Phishing e-mails exploit recently patched IE vulnerability

The Australian Computer Emergency Response Team (AusCERT), from the University of Queensland, has issued an alert after discovering a number of fraudulent 'phishing' e-mails that lead victims' to Web sites that exploit a newly patched vulnerability in Internet Explorer AusCERT warns that the Web sites attempt to run executable Javascript code and use a number of different security holes in Internet Explorer. One site was found to exploit the JS.

The Australian Computer Emergency Response Team (AusCERT), from the University of Queensland, has issued an alert after discovering a number of fraudulent 'phishing' e-mails that lead victims' to Web sites that exploit a newly patched vulnerability in Internet Explorer

AusCERT warns that the Web sites attempt to run executable Javascript code and use a number of different security holes in Internet Explorer. One site was found to exploit the JS.Dragdrop vulnerability, which was patched by Microsoft just one week ago in security bulletin MS04-038.

According to AusCERT, users ought to be wary of e-mails that purport to be an online greeting card with the subject line -A Thinking Of You Card for you". Another e-mail pretends to confirm an order for a television set from -www.tvshop.com.au".

The advisory explains that victim's computers could become infected with a Trojan horse that captures keystrokes when the user visits certain financial Web sites. In addition the Trojan installs malicious programs that allow hackers to gain full control of the infected PC.

Foad Fadaghi, senior industry analyst at Frost & Sullivan said he is not surprised that phishers have targeted Web shoppers in this way and expects a surge of similar malicious e-mails in the run-up to Christmas.

"You will see an increase in this kind of activity around the holiday shopping season and they will probably move into other categories as well -- like toys and clothes," Fadaghi said.

Last Tuesday the Anti-Phishing Working Group warned that the number of phishing Web sites has been increasing by 50 percent each month and fraudsters had started using more sophisticated techniques to fool Internet users into revealing personal information.

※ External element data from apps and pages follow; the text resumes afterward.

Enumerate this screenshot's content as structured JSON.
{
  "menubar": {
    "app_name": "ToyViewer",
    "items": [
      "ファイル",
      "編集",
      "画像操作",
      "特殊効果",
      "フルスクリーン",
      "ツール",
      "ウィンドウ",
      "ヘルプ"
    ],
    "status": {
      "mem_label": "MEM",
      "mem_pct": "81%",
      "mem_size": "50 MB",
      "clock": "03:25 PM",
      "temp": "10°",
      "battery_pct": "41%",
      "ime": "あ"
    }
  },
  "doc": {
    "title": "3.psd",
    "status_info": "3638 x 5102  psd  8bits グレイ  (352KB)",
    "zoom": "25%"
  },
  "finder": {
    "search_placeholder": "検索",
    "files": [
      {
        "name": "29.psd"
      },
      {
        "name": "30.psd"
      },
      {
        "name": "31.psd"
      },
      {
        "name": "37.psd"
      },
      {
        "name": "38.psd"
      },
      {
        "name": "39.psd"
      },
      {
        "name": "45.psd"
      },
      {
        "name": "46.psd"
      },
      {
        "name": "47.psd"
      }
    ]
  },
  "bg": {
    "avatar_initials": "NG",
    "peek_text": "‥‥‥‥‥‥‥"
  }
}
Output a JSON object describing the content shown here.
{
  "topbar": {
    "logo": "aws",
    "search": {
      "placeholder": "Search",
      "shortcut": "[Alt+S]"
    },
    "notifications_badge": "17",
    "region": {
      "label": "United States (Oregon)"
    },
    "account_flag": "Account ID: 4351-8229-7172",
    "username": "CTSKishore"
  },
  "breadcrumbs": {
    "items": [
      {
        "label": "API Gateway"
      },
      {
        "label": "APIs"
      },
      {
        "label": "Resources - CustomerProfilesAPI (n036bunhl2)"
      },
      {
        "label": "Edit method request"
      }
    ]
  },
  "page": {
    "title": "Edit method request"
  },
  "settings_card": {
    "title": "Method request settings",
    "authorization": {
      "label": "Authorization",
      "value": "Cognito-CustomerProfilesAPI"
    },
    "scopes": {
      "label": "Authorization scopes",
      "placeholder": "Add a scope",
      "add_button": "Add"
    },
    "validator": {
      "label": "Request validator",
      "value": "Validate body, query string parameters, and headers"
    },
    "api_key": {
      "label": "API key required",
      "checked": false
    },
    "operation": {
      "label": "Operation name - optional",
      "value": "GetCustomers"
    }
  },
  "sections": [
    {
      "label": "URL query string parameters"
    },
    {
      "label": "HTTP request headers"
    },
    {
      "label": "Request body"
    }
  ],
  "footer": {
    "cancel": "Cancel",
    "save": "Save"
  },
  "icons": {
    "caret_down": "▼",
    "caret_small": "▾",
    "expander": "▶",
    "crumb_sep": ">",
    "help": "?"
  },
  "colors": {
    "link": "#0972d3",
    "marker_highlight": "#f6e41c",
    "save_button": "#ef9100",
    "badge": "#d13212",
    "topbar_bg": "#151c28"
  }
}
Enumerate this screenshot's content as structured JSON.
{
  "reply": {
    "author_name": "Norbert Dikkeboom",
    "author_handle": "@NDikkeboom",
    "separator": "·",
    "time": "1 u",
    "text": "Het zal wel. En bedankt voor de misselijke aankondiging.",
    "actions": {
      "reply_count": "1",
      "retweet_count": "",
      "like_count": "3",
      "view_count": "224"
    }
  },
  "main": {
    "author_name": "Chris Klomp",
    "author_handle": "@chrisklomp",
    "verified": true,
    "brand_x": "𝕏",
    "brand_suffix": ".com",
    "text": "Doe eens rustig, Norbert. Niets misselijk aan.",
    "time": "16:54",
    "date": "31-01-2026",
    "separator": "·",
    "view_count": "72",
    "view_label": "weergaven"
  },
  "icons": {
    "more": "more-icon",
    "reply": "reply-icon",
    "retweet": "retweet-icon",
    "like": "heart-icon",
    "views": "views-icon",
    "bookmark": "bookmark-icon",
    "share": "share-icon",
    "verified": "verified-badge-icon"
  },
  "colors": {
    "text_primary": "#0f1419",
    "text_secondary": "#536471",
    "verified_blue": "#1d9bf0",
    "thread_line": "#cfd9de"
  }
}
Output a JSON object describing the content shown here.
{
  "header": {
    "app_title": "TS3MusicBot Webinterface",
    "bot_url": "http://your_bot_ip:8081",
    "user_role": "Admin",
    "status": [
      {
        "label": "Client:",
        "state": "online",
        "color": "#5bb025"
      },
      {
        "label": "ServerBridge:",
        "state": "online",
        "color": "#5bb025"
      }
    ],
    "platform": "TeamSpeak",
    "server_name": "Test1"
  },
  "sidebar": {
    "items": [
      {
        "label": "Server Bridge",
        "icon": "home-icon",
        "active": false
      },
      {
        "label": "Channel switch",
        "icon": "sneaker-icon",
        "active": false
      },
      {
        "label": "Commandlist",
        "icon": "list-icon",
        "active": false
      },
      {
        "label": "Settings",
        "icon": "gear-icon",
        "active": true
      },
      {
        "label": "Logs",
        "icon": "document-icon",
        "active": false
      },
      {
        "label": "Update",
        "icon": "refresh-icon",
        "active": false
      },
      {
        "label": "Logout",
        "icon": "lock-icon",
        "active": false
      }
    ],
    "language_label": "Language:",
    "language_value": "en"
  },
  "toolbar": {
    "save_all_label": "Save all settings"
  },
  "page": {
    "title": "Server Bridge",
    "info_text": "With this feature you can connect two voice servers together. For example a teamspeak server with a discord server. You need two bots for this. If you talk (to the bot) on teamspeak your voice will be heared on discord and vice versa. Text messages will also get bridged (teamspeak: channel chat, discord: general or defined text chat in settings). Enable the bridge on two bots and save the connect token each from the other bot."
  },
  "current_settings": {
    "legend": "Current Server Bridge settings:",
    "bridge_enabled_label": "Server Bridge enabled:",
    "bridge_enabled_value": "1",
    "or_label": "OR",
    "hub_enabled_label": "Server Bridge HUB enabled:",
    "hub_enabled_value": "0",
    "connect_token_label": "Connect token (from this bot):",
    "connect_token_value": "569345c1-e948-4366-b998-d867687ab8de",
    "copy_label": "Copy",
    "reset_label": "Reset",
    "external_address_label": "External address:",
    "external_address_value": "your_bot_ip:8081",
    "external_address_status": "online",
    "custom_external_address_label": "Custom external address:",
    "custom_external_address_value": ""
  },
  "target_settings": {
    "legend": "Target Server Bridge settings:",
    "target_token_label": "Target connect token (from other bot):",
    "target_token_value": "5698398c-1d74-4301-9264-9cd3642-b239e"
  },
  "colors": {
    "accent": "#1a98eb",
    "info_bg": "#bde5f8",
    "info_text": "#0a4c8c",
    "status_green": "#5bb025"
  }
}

The APWG said it has noticed an increase in the number of generic e-commerce Web sites where victims believed they were ordering products or services from an "independent" reseller.

According to AusCERT, the phishers have imported these techniques to Australia.